I find myself again at this maplewood bar, a tizzy and a thousand thoughts are teeming and telling me stories about who I am. The acoustics in the pub create a symphonic cacophony, and my ears are happy. Clinking glasses, chatter and laughter echo outward from the bar and stifle the trill voices of the young, drunk girls near the dart board.
The jovial man at the end of the bar speaks loudly with his hands then casts his attention lovingly toward his date. Their eyes have love in them. They are interested in one another. It's incredibly sweet to witness. It dawns on me, seeing them together, that what I want most is for a lover to find me deeply interesting. I want to find him interesting too. His very livelihood, his art of being, will inspire me. I want to do the same for him.

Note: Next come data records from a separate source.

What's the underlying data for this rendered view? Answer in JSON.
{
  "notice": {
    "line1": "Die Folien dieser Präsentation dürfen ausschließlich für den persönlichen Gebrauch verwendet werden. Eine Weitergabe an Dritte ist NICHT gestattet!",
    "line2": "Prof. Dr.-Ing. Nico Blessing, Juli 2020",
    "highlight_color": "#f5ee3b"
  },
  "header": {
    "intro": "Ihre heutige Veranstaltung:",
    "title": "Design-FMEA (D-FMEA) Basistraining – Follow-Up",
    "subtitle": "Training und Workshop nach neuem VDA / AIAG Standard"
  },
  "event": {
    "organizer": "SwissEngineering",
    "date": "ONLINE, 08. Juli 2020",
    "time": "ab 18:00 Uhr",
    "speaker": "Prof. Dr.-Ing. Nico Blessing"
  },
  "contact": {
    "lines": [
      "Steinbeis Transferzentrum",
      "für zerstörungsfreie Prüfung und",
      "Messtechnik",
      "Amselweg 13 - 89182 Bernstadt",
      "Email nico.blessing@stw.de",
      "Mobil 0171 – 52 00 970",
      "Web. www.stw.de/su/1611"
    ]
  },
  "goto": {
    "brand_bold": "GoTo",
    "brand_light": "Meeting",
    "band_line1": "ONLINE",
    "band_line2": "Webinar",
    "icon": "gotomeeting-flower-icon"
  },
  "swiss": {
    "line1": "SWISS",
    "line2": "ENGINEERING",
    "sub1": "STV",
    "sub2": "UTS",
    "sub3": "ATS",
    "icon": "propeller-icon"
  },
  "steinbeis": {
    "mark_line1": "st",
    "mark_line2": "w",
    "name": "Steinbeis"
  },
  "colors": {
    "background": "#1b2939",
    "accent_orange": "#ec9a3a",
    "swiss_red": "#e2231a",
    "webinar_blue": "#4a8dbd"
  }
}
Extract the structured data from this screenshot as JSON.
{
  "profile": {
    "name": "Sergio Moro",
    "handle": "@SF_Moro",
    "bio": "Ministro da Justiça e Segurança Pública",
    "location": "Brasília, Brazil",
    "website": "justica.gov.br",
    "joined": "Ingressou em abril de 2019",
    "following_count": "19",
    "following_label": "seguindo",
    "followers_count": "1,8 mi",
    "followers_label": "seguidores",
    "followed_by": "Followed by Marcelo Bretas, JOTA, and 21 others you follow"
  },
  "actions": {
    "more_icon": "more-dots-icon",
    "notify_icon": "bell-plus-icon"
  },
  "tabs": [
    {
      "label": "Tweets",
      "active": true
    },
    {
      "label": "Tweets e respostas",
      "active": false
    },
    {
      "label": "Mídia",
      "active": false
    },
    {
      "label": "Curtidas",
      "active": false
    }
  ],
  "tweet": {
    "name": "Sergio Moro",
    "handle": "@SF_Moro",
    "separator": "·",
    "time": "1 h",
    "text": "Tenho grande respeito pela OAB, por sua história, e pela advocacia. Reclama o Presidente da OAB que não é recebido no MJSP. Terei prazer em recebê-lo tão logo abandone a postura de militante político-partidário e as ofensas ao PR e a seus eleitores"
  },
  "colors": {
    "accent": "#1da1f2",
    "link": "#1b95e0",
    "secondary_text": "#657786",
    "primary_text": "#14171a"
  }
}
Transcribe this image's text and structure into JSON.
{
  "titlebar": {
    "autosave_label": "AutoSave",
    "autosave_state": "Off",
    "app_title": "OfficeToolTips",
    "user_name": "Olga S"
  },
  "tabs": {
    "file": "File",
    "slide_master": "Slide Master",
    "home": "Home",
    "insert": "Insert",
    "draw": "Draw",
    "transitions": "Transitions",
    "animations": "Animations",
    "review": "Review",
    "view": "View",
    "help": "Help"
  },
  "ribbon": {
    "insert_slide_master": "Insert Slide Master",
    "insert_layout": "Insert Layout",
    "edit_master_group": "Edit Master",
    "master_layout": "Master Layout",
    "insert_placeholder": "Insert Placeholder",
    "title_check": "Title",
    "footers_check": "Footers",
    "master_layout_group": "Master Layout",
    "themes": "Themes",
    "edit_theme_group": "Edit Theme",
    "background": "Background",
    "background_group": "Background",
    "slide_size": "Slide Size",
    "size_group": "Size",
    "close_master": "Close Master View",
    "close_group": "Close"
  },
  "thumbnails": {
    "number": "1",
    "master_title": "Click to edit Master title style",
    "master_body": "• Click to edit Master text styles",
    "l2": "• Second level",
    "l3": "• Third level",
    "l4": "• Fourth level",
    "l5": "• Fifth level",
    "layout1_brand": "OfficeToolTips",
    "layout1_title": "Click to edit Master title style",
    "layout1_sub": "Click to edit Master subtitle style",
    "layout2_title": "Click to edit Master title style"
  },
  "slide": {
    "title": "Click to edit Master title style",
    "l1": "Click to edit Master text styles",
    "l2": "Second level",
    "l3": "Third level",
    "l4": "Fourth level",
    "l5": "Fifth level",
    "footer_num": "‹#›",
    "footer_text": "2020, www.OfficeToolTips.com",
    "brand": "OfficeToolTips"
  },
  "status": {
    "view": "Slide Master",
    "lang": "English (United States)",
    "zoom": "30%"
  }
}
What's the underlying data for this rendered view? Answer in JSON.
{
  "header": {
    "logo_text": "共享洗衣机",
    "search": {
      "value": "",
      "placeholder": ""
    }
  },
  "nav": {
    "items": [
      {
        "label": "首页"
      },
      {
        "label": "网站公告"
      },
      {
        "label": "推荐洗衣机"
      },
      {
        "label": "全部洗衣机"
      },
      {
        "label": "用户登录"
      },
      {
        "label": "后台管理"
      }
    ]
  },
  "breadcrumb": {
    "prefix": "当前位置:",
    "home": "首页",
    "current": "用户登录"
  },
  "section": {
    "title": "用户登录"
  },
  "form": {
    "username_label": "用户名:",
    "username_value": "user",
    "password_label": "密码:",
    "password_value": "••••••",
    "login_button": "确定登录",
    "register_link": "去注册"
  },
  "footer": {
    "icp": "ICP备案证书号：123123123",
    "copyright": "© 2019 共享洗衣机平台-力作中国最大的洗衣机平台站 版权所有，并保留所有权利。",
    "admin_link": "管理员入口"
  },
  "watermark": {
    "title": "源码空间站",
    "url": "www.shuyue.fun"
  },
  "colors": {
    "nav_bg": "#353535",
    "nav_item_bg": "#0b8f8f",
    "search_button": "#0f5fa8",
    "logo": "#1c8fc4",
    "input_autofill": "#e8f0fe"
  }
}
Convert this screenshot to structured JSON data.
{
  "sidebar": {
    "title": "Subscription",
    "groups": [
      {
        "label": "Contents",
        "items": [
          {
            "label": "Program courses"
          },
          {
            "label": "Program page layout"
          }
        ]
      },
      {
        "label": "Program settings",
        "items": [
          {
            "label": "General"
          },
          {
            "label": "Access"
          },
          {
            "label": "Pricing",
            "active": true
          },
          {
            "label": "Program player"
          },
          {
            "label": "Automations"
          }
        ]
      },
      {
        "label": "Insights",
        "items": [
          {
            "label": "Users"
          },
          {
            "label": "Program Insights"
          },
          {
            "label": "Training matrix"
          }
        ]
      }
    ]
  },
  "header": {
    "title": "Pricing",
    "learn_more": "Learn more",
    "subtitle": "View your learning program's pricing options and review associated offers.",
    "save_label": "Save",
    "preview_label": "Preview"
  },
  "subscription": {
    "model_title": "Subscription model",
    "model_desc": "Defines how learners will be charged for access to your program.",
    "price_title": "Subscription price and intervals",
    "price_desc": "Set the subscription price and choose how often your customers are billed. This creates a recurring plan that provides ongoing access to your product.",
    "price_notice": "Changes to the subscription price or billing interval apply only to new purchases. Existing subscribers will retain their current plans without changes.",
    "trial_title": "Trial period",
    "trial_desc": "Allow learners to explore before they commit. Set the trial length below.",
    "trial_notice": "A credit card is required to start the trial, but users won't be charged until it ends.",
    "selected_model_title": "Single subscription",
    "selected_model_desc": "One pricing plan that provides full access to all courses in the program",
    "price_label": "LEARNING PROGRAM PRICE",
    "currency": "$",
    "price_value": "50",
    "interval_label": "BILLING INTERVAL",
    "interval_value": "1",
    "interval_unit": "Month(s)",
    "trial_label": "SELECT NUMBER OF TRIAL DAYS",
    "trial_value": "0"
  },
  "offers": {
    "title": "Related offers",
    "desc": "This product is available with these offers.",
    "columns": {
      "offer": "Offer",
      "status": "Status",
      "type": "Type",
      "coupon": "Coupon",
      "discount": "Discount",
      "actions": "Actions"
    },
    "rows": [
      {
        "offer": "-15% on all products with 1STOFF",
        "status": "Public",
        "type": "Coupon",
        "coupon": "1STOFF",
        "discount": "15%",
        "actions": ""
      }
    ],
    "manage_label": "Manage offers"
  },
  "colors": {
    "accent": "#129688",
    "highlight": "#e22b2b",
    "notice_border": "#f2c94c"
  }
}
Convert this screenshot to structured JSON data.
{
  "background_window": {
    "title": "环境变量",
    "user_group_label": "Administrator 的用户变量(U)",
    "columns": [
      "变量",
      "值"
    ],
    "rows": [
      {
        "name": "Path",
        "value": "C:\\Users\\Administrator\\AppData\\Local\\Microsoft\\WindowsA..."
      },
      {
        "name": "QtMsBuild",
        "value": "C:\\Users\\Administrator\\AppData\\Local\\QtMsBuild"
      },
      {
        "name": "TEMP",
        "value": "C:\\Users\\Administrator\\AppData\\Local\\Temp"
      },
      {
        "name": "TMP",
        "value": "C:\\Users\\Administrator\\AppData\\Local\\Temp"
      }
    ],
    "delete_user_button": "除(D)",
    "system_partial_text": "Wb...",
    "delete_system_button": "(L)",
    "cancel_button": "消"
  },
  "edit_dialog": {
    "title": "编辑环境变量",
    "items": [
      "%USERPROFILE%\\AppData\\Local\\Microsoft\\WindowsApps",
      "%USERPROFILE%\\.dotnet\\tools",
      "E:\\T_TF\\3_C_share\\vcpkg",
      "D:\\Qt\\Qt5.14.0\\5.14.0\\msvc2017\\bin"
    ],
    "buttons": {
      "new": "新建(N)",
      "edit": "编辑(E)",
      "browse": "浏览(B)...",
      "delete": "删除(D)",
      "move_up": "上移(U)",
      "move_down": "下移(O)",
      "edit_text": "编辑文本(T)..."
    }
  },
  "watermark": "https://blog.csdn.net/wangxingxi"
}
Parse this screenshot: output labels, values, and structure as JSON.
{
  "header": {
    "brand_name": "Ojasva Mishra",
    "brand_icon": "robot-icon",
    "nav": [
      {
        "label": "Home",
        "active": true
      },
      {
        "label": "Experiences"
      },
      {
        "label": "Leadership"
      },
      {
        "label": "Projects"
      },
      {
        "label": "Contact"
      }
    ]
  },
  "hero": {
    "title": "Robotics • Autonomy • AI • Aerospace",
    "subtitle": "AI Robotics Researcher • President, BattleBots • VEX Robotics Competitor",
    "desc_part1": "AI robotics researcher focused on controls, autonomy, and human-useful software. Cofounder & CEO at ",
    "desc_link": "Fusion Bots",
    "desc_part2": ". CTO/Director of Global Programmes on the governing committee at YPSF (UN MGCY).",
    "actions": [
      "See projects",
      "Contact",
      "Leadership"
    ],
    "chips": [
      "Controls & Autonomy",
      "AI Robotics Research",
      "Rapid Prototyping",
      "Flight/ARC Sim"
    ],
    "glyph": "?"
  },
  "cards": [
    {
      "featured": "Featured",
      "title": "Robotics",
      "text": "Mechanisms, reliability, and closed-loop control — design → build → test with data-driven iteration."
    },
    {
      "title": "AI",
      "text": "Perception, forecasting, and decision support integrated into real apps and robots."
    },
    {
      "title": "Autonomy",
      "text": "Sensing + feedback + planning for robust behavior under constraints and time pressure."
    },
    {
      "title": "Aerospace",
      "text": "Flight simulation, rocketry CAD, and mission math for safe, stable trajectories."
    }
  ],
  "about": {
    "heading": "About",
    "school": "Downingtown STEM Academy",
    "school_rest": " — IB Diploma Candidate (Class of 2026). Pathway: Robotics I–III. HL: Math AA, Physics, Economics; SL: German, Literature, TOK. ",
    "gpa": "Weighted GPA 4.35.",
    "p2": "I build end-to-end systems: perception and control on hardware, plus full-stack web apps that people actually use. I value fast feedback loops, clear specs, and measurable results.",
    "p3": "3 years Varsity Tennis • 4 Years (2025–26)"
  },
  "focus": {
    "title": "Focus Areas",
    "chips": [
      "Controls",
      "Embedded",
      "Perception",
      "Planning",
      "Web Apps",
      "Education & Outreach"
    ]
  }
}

All this mushy revelation comes to an abrupt halt, and my next thought: I don't find myself interesting at the moment. How was I ever interesting? I danced, read books, climbed mountains, baked with applesauce in place of oil, and I kept a harmonica in my pocket. I am in a different place now, but I find myself mysteriously longing for these old attributes, ignoring the glaringly obvious gift in front of me. Everything is new. I've changed. I still climb mountains, but I make my cookies differently. My harmonica is in the key of C now, whereas before it was F. I don't want to be a shell of my former self.
What do hermit crabs do? They abandon their shells and move into new ones. They are still the same sentient being, still the same crab. They just look different, and their circumstances are different. I don't know how often they change shells, or why, or what the adjustment period is but I think it's neat to consider the metaphor. I am a hermit crab, sitting at the bar, loving the love that surrounds me, and sinking deeper into the colorful shell that I've acquired.
Sensual like wind,
You are the tempest divine.
These are the days that must happen to you.
An alchemy, a progeny of infinity.
Earth's process, manifest.
Happening like magic.
Sun on your face
A holy emittance of light.
These are the days that must happen to you.
Rain, floods, torrents--
Mud on your face.
All this must happen.
Whether or not
You ever really dared to live,
The days are happening
To turn you into gold.
Kindred knights in wielded steel
Unleash your heart, and feel the real.
Feel the pain and beauty too.
Each experience teaches something new.
Love within me, I see yours.
All relationships open doors.
How will I know the whole of Self
Without you, my mirror, a reflective realm?
Love me, fuck me. Leave me, hold me.
If I trust you please don't burn me.
Seeking a catalyst to turn me on.
Life's our playground, venture on!
I walked into the sandwich shop on the corner of Railroad Avenue and Holly Street in downtown Bellingham, Washington and politely requested a vegetarian on ciabatta bread, "Make me one with everything." It was lunch time. It was only Wednesday, and I had already run the gamut on my regular inventory of inadequacies for the week. I'm never enough of anything, and I always seem to narrowly avoid an early-onset midlife crisis. I scourge myself, undue punishment for being all the things I'm not. Really, though, who am I to the world? Who am I in the great Wild of Existence?
"Are you a skier," the delicate Asian woman glowing behind the sandwich counter asked me. She must have noticed my Kirkwood, California snowboarding hoodie.
"Snowboarder," I replied.
"I envy you," she said.
This brief exchange caught me off guard. In that moment, I realized I am something to someone. "Thank you," I replied. "Snowboarding is a lifestyle. It makes me happy."
Life is a creative process. It's not about finding yourself; it's about creating a person you can be okay with. Really, truly okay with. It is building a home to inhabit—the temple of your familiar. For three decades, I have been creating a home inside and outside myself. This level of abstract, architectural artistry takes time.
There was one time as a young girl I got lost in a corn field. I entered because it was cool, a reprieve from the hot, Southern sun. I didn't expect to get lost. One never does. Sometimes life is like being deep in the heart of a field of maize and getting turned around. Each dead end calls for new direction and demands backtracking. I made it out. It was nearly an hour later, panicked and thirsty, but I made it out.
Lunch was over, and I left the sandwich shop. The exit was easy to find. I stepped outside into the bustling Wednesday street, folks of all statures moving about. As the panic and the "Am I ever going to find my way trough this maze?" thoughts came again and quickly subsided, I looked up to the sky, and shifted my attention to all the holy blessings of merely existing as I am, and I felt at peace. The narrow swath of existence I sometimes live, to simply be an observer of Earth and its natural wonders, might just be okay.
I've walked a hundred roads, bustling city streets, forested avenues lined by California Redwoods, and mountain trails. I've walked a thousand miles through lush countryside, dust beneath my feet and joy in my heart. I've been lost in a hundred mazes. Perhaps the hardest journey, though, is the path I walk to the temple—the pilgrimage to the heart of who I am, and the path to purpose.